Love them or hate them, the news media reach a lot of people and can help the giving sector tell its story.
So charities should be smart about working with the news media.
Many charities act as if their stories should get ink, air time and digital space simply because their cause is worthy.
But news organizations compete fiercely for readers, viewers, listeners and visitors to their publications, broadcasts and websites, and they typically feature stories they believe will generate the most interest among their target audiences.
And those stories tend to be about crime, violence, natural disasters, scandal and celebrity.
So charities have a lot of work to do to figure out how to cut through all that information clutter and noise to get their stories told through the news media.
Before the rise of the Internet and the collapse of newspapers, many charities relied on writing news releases and sending them to news organizations.
But in today’s fragmented media world, filled with too much information, charities need to be more strategic in working with the media.
Learning from their approach to fundraising, in which a key strategy is to cultivate potential donors before asking for a gift, charities should work to cultivate reporters, editors and producers working in the news media.
That means making cold calls and building relationships based on trust.
Rather than being pushy, nonprofits simply should let news representatives know they are available as resources for stories, and then should work gradually to show they are in fact useful and even indispensable resources.
If a big national issue like health care hits the headlines in a local newspaper, for example, groups involved in that issue should contact the news people with whom they have begun to cultivate a relationship, making the organization’s executive director or board chair available for interviews to help the reporter, editor or news producer give the national story a local angle.
And if the nonprofit does a good job developing that relationship over time, the news reporter, editor or producer will be more likely to pay attention when the nonprofit actually has news to announce.
Getting the media to report on nonprofit news likely will be an uphill battle, and nonprofits are not entitled to coverage just because their cause is worthy.
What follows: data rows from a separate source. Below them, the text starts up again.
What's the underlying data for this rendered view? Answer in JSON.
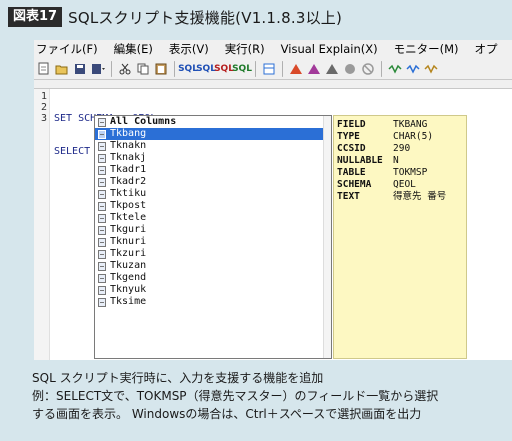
{
  "figure": {
    "label": "図表17",
    "title": "SQLスクリプト支援機能(V1.1.8.3以上)"
  },
  "menubar": [
    "ファイル(F)",
    "編集(E)",
    "表示(V)",
    "実行(R)",
    "Visual Explain(X)",
    "モニター(M)",
    "オプ"
  ],
  "toolbar": {
    "sql_labels": [
      "SQL",
      "SQL",
      "SQL",
      "SQL"
    ]
  },
  "editor": {
    "line_numbers": [
      "1",
      "2",
      "3"
    ],
    "lines": [
      "SET SCHEMA = QEOL;",
      "SELECT  FROM Tokmsp;",
      ""
    ]
  },
  "autocomplete": {
    "items": [
      {
        "label": "All Columns",
        "bold": true,
        "selected": false
      },
      {
        "label": "Tkbang",
        "bold": false,
        "selected": true
      },
      {
        "label": "Tknakn",
        "bold": false,
        "selected": false
      },
      {
        "label": "Tknakj",
        "bold": false,
        "selected": false
      },
      {
        "label": "Tkadr1",
        "bold": false,
        "selected": false
      },
      {
        "label": "Tkadr2",
        "bold": false,
        "selected": false
      },
      {
        "label": "Tktiku",
        "bold": false,
        "selected": false
      },
      {
        "label": "Tkpost",
        "bold": false,
        "selected": false
      },
      {
        "label": "Tktele",
        "bold": false,
        "selected": false
      },
      {
        "label": "Tkguri",
        "bold": false,
        "selected": false
      },
      {
        "label": "Tknuri",
        "bold": false,
        "selected": false
      },
      {
        "label": "Tkzuri",
        "bold": false,
        "selected": false
      },
      {
        "label": "Tkuzan",
        "bold": false,
        "selected": false
      },
      {
        "label": "Tkgend",
        "bold": false,
        "selected": false
      },
      {
        "label": "Tknyuk",
        "bold": false,
        "selected": false
      },
      {
        "label": "Tksime",
        "bold": false,
        "selected": false
      }
    ]
  },
  "info_panel": {
    "rows": [
      {
        "key": "FIELD",
        "value": "TKBANG"
      },
      {
        "key": "TYPE",
        "value": "CHAR(5)"
      },
      {
        "key": "CCSID",
        "value": "290"
      },
      {
        "key": "NULLABLE",
        "value": "N"
      },
      {
        "key": "TABLE",
        "value": "TOKMSP"
      },
      {
        "key": "SCHEMA",
        "value": "QEOL"
      },
      {
        "key": "TEXT",
        "value": "得意先 番号"
      }
    ]
  },
  "caption": {
    "line1": "SQL スクリプト実行時に、入力を支援する機能を追加",
    "line2": "例：SELECT文で、TOKMSP（得意先マスター）のフィールド一覧から選択",
    "line3": "する画面を表示。 Windowsの場合は、Ctrl＋スペースで選択画面を出力"
  },
  "colors": {
    "selection": "#2b6fd6",
    "info_background": "#fdf8c2",
    "code_text": "#1e2a8a",
    "page_background": "#d6e6ec"
  }
}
Just as they do with donors, nonprofits have to cultivate relationships with news people and lay the groundwork for making the ask.
Next: Connecting, part 4: Authenticity key for charity stories